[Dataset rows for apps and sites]
BEGIN

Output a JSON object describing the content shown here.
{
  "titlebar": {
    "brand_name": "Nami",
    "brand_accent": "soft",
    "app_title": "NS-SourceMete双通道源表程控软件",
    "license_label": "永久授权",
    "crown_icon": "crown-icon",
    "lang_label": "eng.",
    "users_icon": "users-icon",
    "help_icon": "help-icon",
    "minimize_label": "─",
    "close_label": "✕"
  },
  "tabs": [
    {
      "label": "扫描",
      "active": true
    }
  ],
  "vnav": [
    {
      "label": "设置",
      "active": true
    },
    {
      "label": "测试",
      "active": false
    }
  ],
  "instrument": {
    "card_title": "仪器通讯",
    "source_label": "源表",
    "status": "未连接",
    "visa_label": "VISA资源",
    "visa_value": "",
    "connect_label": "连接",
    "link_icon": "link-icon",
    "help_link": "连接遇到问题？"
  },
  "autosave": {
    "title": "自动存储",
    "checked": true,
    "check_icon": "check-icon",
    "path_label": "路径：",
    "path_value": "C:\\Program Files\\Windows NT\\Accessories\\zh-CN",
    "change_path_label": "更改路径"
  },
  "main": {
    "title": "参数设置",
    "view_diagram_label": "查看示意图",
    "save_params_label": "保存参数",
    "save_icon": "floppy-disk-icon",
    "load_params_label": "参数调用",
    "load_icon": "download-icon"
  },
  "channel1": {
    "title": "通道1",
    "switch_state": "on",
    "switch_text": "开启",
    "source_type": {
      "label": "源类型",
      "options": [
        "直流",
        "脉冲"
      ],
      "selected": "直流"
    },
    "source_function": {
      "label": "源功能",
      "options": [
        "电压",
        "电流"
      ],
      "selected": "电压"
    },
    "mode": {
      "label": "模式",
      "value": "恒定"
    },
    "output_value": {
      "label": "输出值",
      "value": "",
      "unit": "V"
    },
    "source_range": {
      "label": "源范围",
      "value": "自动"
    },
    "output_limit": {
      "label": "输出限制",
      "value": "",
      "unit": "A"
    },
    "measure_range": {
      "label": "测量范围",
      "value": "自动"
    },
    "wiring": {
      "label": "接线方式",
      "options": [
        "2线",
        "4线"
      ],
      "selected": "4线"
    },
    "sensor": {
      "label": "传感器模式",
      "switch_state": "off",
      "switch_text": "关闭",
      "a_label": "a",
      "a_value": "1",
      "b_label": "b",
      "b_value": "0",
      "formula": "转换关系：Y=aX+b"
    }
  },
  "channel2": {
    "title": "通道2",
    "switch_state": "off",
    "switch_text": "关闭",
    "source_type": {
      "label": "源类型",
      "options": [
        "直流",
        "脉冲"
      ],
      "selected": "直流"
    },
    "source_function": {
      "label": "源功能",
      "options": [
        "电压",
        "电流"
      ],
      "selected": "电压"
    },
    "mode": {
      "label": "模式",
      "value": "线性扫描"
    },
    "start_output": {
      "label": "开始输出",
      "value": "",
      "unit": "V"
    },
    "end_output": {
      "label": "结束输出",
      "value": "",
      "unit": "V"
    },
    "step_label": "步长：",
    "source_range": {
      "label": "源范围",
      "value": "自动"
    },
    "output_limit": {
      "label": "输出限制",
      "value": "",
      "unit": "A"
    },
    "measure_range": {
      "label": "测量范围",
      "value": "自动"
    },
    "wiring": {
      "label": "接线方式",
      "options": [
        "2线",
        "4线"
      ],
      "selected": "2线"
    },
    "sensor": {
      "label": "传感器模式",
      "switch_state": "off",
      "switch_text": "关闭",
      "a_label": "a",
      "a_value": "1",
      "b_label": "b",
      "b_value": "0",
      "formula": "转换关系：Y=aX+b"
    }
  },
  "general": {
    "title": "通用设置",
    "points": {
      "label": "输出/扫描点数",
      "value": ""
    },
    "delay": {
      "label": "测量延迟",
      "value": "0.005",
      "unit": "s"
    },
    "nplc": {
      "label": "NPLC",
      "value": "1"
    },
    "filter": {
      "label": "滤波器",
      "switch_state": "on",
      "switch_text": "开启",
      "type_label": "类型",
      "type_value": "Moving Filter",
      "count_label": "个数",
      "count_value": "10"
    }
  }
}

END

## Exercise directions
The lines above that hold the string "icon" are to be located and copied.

## Exercise result
    "crown_icon": "crown-icon",
    "users_icon": "users-icon",
    "help_icon": "help-icon",
    "link_icon": "link-icon",
    "check_icon": "check-icon",
    "save_icon": "floppy-disk-icon",
    "load_icon": "download-icon"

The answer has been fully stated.